2010[edit]

The shortlist was announced on April 22, 2010.[16] The winner was announced on June 16, 2010.[17]

2011[edit]

The shortlist was announced on April 4, 2011.[3] The winner was announced on June 6, 2011.[1]

2012[edit]

2013[edit]

The winner was announced on February 27, 2013.[19] The shortlist comprised:[20]

2014[edit]

The shortlist was announced on November 27, 2013.[21] The winner was announced on February 27, 2014.[22]

Notes[edit]

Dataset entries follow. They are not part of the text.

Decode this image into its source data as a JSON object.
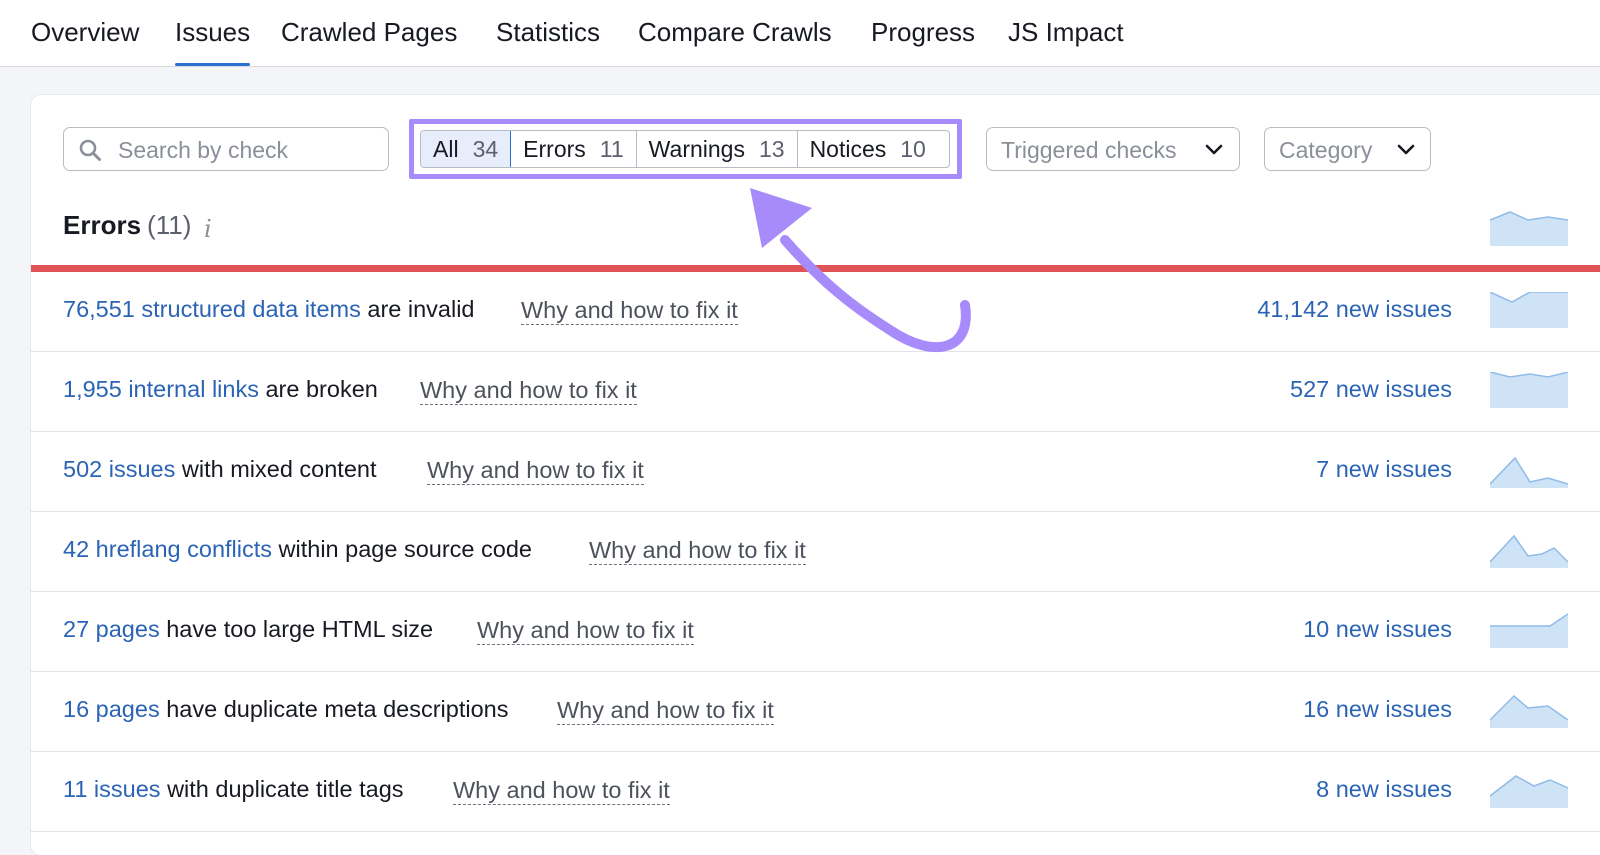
{
  "nav": {
    "tabs": [
      {
        "label": "Overview"
      },
      {
        "label": "Issues"
      },
      {
        "label": "Crawled Pages"
      },
      {
        "label": "Statistics"
      },
      {
        "label": "Compare Crawls"
      },
      {
        "label": "Progress"
      },
      {
        "label": "JS Impact"
      }
    ],
    "active": "Issues"
  },
  "search": {
    "placeholder": "Search by check",
    "value": ""
  },
  "filters": [
    {
      "label": "All",
      "count": "34"
    },
    {
      "label": "Errors",
      "count": "11"
    },
    {
      "label": "Warnings",
      "count": "13"
    },
    {
      "label": "Notices",
      "count": "10"
    }
  ],
  "dropdowns": {
    "triggered": "Triggered checks",
    "category": "Category"
  },
  "errors_section": {
    "title": "Errors",
    "count": "(11)",
    "info": "i"
  },
  "rows": [
    {
      "link": "76,551 structured data items",
      "text": " are invalid",
      "fix": "Why and how to fix it",
      "new": "41,142 new issues"
    },
    {
      "link": "1,955 internal links",
      "text": " are broken",
      "fix": "Why and how to fix it",
      "new": "527 new issues"
    },
    {
      "link": "502 issues",
      "text": " with mixed content",
      "fix": "Why and how to fix it",
      "new": "7 new issues"
    },
    {
      "link": "42 hreflang conflicts",
      "text": " within page source code",
      "fix": "Why and how to fix it",
      "new": ""
    },
    {
      "link": "27 pages",
      "text": " have too large HTML size",
      "fix": "Why and how to fix it",
      "new": "10 new issues"
    },
    {
      "link": "16 pages",
      "text": " have duplicate meta descriptions",
      "fix": "Why and how to fix it",
      "new": "16 new issues"
    },
    {
      "link": "11 issues",
      "text": " with duplicate title tags",
      "fix": "Why and how to fix it",
      "new": "8 new issues"
    }
  ],
  "colors": {
    "accent": "#2b6fcf",
    "link": "#2b63b5",
    "error_bar": "#e05456",
    "highlight": "#a78bfa",
    "sparkline": "#cfe3f7"
  }
}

  1. ^ a b c Jewish Quarterly-Wingate Prize 2011
  2. ^ a b Jewish Quarterly-Wingate Prize 2009
  3. ^ a b Jennifer Lipman (April 4, 2011). "Howard Jacobson shortlisted for 'Jewish Booker' prize". The Jewish Chronicle. Retrieved September 27, 2012. 
  4. ^ a b Leslie Bunder (May 4, 2006). "Holocaust-based novel wins prestigious literary prize". Jewish World. Retrieved September 27, 2012. 
  5. ^ a b c d e f "Jewish Quarterly Literary Prize Winners 1996 – 2000 inclusive"
  6. ^ "News in Brief:Literary prize withdrawn for writer's 'work of fiction'". The Guardian. 29 April 2000. Retrieved September 27, 2012. 
  7. ^ "Wingate Literary Prize 2001"
  8. ^ "Wingate Literary Prize 2002"
  9. ^ "Wingate Literary Prize 2003"
  10. ^ "Wingate Literary Prize 2004"
  11. ^ "Winners of the Jewish Quarterly Wingate Literary Prize for 2005"
  12. ^ "The Quarterly Wingate Literary Prize 2005 Shortlists announcement". The Jewish Quarterly. March 23, 2005. Retrieved November 30, 2013. 
  13. ^ "Winner of the 2006 Wingate Prize"
  14. ^ "Winner of the 2007 Wingate Literary Prize"
  15. ^ "Winner of the 2008 Wingate Literary Prize"
  16. ^ "JQ-Wingate Literary Prize Shortlist" (Press release). Book Trade. April 22, 2010. Retrieved November 30, 2013. 
  17. ^ Alexandra Coghlan (June 17, 2010). "Lived resistance: Adina Hoffman wins 2010 JQ-Wingate Prize". The New Statesman. Retrieved November 30, 2013. 
  18. ^ "From 2013, the prize will be awarded in February to enable the prize to coincide with Jewish Book Week."[1] The previous ceremony was in June 2011.
  19. ^ Philip Maughan (February 28, 2013). "Shalom Auslander wins 2013 Wingate Prize". The New Statesman. Retrieved November 30, 2013. 
  20. ^ Jewish Quarterly-Wingate Prize 2013
  21. ^ "The 2014 Jewish Quarterly-Wingate Prize Shortlist" (Press release). Book Trade. November 27, 2013. Retrieved November 30, 2013. 
  22. ^ Jon Stock (February 27, 2014). "Otto Dov Kulka wins Jewish Quarterly-Wingate Prize 2014". The Daily Telegraph. Retrieved February 28, 2014. 

External links[edit]